Sylvie's knowledge, like Izzie's, was random yet far-ranging, "the sign that one has acquired one's learning from novels, rather than an education," according to Sylvie.
(I love that aphorism. Because it's my knowledge, too. And while I've had an education, it's clear that I hold novels in higher esteem.)
Would you, if you could, kill Hitler, before his rise to power, to prevent later atrocities? Several works of fiction have explored this moral quandary (though, there's not much quandary about it; most people absolutely would, and they don't think much of it); numerous time travel stories and alternate histories cover this territory.
Kate Atkinson in Life after Life takes a wholly original approach. Rather than engage in a temporal paradox or extrapolate the after effects of a dead Hitler, she explores potential past realities, one (or two) of which might've led to this event.
Ursula lives many, many lives, some more tragic than others. These are lives lived in parallel. It's kind of Groundhog Day but on a much grander scale. There is no awareness, no cumulative effect, no loop to be broken. It's just one relentless life after another. These are not successive lives, not reincarnations. Rather it is something closer to the concept of eternal return. Indeed in one life (or several, I guess), Ursula, still a child, discusses this with her psychiatrist and she learns from him amor fati.
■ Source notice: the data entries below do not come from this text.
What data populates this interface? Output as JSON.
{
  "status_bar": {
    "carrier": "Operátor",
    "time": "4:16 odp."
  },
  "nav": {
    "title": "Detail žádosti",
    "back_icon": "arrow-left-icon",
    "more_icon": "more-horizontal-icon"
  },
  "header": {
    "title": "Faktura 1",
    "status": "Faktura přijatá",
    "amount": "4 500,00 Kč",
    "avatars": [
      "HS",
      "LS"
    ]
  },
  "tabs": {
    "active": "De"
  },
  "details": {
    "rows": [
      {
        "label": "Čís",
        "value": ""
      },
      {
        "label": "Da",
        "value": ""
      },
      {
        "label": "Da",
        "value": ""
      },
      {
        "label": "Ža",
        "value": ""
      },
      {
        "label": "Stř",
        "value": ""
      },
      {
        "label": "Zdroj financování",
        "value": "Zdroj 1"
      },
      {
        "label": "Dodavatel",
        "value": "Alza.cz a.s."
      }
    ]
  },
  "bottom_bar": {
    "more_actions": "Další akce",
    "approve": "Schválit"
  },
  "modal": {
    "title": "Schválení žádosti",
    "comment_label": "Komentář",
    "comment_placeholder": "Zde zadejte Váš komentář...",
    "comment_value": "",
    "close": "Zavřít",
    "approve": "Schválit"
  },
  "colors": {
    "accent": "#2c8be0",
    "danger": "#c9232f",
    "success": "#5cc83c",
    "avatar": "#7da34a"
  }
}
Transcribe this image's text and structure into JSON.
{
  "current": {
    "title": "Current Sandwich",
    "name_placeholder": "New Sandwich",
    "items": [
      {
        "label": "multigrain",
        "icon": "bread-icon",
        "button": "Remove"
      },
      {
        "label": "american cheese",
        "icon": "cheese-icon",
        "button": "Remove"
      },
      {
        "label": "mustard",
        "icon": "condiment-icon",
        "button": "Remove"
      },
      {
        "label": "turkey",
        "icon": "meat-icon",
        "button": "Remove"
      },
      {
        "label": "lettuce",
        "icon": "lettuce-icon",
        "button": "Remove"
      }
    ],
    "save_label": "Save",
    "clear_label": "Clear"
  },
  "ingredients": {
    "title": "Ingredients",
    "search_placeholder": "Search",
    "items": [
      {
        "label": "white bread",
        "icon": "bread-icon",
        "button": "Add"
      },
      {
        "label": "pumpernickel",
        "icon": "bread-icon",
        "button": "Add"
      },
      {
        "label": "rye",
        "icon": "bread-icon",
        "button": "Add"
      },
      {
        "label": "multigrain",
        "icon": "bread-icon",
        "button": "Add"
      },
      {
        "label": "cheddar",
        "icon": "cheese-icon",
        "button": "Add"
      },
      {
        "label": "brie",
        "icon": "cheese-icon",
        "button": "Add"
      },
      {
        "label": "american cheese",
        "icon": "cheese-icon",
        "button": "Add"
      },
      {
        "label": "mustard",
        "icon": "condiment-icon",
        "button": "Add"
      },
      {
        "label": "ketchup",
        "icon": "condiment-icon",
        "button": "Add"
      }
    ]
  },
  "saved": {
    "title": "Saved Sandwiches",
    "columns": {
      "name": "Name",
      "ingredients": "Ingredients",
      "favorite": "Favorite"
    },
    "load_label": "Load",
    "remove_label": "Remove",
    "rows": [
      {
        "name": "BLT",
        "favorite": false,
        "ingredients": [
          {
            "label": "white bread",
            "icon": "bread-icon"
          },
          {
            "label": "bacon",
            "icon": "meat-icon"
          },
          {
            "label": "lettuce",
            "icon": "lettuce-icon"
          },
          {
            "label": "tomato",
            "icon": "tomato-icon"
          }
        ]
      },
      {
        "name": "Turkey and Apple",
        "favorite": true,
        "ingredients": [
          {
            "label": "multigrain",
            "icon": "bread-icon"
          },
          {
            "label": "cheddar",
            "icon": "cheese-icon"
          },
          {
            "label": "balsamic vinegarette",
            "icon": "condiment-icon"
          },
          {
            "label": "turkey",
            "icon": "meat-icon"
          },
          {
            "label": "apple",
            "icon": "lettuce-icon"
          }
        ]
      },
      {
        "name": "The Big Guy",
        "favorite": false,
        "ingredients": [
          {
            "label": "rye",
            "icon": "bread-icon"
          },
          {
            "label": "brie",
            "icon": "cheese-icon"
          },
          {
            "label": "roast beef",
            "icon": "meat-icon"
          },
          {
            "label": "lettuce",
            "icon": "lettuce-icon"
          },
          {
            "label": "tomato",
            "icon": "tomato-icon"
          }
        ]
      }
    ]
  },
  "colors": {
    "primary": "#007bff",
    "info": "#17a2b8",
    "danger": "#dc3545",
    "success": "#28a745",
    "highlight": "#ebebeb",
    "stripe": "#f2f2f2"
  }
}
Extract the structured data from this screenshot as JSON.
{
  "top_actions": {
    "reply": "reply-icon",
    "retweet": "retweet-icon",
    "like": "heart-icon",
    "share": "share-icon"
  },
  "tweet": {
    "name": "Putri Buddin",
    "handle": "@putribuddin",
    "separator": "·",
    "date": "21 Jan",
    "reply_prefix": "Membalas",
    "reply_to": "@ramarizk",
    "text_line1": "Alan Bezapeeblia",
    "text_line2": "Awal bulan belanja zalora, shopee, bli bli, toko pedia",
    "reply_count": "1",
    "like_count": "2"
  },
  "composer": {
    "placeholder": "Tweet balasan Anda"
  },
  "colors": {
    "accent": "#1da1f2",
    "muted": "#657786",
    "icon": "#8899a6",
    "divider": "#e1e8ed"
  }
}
My own worldview leads me to think of Ursula's experience in terms of a multiverse, with the universes so tightly stacked that one reality occasionally bleeds into others, giving Ursula that déjà vu feeling in many situations, although she knows that situation hasn't happened "before." On several occasions she experiences a kind of dread, like the shadow of another life passing through her.
It's a helluva conceit, but executed superbly.
Before you get the wrong idea, I should make it clear that Life after Life is about as science fictiony as The Time-Traveller's Wife. That is, not at all. This is drama. You may want to call it historical fiction, given that's it set in and around London over the first half of the twentieth century. The Blitz figures prominently.
Also, Hitler does not. It starts and more or less ends with him, but there's not much of him in-between. So forget Hitler. This is not a political intrigue. The whole point of him is to drive home the concept I've tried to explain above. That is, to convince you that the novel's premise is not trivial; every action has consequences, and they can be worldstage, as well as gut-wrenching.
So Ursula lives many lives, all of them at least slightly different, some vastly so. The first life we read is barely seconds long, if that. But one life sees her well into middle age. One assumes there are several more lives lived and untold here.
The bedroom was a terrible mess, clothes everywhere, satin petticoats, crêpe de Chine nightdresses, silk stockings, partnerless shoes lying abandoned on the carpet, a dusting of Coty power over everything. "You can try things on if you want," Izzie said carelessly. "Although you're rather small compared to me. Jolie et petite." Ursula declined, fearing enchantment. They were the kind of clothes that might turn you into someone else.
One life in particular had me reading far past my bedtime, and sobbing into my pillow. Ngah! All those lives, and she keeps dying.
If you've ever read Kate Atkinson you'll know she treads some morbid territory. Although death and disaster touch ordinary people, Atkinson has an extraordinary touch. Despite the violence of the world(s) Ursula lives in, this novel is gentle, and kind to her, and lovely. Fluid. It depicts sibling relationships in particular astutely. It also feels British, whatever that means — cool? stoic? — reminding me of A.S. Byatt's The Children's Book but less academic and more heartfelt. I came across only one Scottishism I had to look up ("thrawn"), in contrast to my one-dictionary-look-up-per-page average for other Atkinson novels.
This novel is pretty spectacular, and of all the novels I've read, this is one I'd recommend to my mother (a non-reader) (if I could talk her though/past the multiple lives concept), which is to say: inventive as it is structurally, the stories it tells are grounded and traditional and whole. Much as I'm a fan of Jackson Brodie (in books and on TV), I'd just as soon give him up if Atkinson would deliver another volume of Ursula's lives.